◆ **RECORDS PROVIDED**:

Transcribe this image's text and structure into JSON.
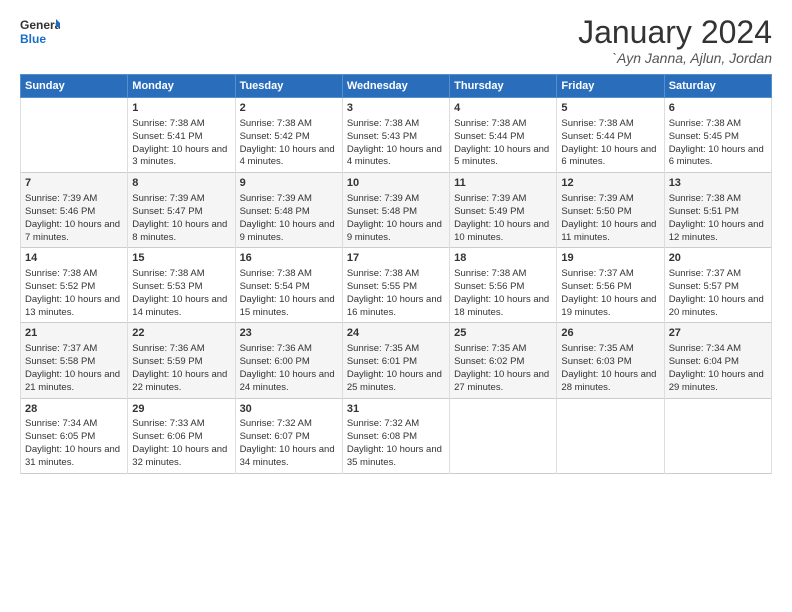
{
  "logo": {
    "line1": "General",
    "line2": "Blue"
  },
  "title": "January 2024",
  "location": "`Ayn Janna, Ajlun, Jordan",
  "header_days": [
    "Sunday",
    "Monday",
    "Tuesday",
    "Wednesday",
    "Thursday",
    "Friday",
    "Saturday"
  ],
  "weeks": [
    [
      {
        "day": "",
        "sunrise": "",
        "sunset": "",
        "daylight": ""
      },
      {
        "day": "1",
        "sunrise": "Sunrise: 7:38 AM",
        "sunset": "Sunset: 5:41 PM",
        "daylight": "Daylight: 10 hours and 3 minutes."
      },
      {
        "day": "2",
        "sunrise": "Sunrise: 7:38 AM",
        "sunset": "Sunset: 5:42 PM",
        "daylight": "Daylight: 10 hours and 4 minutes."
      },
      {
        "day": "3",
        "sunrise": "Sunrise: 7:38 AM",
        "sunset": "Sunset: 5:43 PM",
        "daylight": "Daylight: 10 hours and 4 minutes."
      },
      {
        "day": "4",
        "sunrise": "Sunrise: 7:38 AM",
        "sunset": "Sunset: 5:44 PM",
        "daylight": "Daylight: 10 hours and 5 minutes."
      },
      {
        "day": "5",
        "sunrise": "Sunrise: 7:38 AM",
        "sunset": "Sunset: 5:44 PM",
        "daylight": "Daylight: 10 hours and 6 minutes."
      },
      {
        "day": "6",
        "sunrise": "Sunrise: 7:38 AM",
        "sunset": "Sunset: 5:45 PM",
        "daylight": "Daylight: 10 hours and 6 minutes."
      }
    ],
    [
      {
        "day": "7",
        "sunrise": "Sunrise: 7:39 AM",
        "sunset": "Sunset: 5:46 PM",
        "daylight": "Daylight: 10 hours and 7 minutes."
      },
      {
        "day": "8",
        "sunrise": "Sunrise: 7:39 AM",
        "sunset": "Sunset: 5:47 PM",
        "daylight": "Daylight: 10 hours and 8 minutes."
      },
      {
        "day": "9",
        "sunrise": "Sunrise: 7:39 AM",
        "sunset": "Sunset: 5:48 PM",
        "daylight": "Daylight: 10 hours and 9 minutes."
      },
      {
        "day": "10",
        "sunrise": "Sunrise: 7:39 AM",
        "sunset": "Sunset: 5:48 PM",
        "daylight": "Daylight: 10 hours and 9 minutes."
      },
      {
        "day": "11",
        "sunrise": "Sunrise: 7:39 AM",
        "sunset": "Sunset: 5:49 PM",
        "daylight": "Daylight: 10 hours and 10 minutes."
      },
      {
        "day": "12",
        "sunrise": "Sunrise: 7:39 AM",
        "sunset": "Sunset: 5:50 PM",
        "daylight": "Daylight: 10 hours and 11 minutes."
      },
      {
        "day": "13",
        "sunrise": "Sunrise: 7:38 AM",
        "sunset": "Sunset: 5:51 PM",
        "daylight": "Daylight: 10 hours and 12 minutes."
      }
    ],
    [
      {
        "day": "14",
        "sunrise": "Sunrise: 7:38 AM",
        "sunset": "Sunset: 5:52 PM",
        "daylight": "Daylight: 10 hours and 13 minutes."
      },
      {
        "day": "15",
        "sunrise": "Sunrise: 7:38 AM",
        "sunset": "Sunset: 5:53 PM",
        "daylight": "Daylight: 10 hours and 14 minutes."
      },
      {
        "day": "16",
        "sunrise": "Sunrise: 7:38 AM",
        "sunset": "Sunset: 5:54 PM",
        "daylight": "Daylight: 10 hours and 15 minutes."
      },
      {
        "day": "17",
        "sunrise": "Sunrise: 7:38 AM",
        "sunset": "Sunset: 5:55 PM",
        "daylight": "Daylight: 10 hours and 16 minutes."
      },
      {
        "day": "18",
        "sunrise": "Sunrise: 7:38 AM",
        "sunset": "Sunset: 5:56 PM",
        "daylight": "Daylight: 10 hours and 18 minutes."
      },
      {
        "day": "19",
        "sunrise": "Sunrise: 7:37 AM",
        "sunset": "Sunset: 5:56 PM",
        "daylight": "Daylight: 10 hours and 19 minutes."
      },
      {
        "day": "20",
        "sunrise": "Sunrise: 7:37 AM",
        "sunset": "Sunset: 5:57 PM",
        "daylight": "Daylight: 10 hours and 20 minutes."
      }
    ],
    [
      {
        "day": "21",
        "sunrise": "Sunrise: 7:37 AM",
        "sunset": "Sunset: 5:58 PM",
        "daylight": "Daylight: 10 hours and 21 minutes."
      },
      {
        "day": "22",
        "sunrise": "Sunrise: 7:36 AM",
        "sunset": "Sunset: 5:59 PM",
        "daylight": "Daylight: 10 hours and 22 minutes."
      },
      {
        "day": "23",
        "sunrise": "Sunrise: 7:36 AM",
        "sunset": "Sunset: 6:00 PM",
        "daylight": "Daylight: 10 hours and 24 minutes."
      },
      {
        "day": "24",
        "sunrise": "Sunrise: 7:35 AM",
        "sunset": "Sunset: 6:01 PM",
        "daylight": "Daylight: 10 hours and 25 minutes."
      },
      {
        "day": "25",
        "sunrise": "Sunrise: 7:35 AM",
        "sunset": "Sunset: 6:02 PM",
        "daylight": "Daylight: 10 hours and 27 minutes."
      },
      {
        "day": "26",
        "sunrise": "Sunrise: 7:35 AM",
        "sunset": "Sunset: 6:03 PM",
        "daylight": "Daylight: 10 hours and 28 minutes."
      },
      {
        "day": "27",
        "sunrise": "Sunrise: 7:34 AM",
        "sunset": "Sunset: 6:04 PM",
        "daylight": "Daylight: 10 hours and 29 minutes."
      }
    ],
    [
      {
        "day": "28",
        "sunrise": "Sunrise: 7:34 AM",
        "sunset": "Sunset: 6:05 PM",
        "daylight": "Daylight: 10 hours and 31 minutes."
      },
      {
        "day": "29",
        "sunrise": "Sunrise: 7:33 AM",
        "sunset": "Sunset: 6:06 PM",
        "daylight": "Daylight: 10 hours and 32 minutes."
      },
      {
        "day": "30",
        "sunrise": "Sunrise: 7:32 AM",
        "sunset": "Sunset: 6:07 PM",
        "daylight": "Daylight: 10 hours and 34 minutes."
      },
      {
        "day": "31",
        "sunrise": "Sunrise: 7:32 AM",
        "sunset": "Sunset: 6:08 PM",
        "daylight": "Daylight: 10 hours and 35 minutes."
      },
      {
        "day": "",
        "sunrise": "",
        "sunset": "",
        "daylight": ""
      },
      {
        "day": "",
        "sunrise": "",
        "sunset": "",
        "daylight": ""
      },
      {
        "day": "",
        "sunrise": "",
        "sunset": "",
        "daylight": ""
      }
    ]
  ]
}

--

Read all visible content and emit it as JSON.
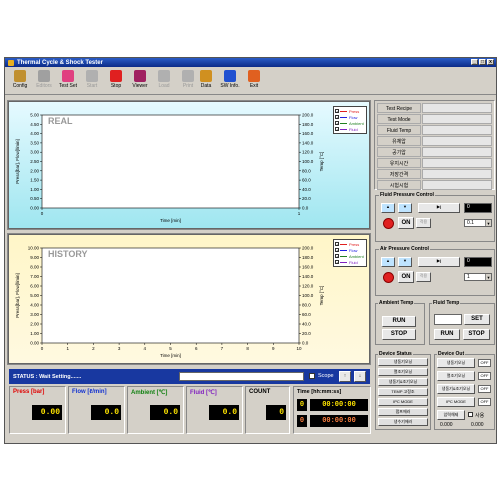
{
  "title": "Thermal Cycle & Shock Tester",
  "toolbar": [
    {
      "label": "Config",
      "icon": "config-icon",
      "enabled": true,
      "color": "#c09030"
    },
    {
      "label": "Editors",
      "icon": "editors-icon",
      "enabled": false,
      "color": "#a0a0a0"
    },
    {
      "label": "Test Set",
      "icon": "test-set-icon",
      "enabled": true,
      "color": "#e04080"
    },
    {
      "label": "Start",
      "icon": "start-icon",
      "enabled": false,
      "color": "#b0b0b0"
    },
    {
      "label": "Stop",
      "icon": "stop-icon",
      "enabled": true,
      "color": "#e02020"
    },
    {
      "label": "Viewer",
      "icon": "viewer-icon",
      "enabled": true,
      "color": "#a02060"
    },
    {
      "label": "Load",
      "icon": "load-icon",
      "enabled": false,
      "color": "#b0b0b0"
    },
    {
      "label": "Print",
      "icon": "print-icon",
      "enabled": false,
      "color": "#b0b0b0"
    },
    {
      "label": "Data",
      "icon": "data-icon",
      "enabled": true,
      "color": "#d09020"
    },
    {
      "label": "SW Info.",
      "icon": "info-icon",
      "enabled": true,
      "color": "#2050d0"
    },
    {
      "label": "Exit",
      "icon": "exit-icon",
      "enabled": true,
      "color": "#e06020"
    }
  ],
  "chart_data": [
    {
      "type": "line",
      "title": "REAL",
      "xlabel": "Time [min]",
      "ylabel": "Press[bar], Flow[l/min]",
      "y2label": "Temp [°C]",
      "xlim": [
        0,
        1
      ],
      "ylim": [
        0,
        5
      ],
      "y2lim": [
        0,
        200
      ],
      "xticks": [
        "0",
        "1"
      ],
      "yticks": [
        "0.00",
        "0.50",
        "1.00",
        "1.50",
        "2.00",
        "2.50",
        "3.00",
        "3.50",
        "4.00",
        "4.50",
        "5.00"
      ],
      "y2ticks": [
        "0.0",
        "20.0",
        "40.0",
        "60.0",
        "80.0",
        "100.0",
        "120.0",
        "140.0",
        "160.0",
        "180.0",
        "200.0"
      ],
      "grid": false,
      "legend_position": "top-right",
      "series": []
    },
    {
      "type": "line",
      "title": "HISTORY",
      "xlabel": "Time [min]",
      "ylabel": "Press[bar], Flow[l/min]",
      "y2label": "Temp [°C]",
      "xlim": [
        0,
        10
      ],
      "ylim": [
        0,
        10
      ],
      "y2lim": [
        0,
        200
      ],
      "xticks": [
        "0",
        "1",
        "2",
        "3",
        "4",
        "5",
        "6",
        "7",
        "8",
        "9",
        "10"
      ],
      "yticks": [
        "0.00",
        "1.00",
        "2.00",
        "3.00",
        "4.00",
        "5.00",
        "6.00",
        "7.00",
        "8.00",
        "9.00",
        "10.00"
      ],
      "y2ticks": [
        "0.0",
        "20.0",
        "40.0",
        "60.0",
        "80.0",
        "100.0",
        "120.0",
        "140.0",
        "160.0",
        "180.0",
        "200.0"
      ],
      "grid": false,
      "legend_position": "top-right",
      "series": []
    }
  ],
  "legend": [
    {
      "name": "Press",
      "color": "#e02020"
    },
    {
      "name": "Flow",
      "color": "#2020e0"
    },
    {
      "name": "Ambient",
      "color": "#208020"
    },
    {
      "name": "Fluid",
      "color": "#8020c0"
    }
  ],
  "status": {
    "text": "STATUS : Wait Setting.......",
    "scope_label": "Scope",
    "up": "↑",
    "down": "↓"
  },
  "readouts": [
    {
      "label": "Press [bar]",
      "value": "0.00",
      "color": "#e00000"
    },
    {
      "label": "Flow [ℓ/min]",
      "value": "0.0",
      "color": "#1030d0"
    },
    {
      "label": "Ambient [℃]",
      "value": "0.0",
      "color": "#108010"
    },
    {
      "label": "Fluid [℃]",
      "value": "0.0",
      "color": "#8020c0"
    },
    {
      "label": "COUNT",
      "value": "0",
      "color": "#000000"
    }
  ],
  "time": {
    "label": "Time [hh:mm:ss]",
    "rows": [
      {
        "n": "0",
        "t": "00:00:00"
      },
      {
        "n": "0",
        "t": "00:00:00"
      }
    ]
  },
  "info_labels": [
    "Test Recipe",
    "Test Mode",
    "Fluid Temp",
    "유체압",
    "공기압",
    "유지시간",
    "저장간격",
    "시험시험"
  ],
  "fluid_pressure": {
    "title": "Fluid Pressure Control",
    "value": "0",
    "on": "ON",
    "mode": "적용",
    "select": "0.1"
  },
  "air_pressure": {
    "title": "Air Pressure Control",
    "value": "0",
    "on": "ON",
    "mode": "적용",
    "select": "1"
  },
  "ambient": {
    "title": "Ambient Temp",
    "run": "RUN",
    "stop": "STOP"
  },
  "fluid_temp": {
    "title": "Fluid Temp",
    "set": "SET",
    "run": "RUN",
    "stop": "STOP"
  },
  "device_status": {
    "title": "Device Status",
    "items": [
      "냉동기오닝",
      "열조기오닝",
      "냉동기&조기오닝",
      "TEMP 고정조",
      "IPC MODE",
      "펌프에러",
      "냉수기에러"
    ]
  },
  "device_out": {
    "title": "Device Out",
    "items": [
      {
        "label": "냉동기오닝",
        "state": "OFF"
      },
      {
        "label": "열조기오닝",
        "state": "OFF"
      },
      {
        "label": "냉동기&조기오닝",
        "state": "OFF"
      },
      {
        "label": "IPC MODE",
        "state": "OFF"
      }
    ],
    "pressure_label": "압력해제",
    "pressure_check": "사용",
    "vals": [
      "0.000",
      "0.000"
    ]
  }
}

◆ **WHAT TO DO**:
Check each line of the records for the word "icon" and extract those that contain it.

◆ **YOUR SOLUTION**:
      "icon": "config-icon",
      "icon": "editors-icon",
      "icon": "test-set-icon",
      "icon": "start-icon",
      "icon": "stop-icon",
      "icon": "viewer-icon",
      "icon": "load-icon",
      "icon": "print-icon",
      "icon": "data-icon",
      "icon": "info-icon",
      "icon": "exit-icon",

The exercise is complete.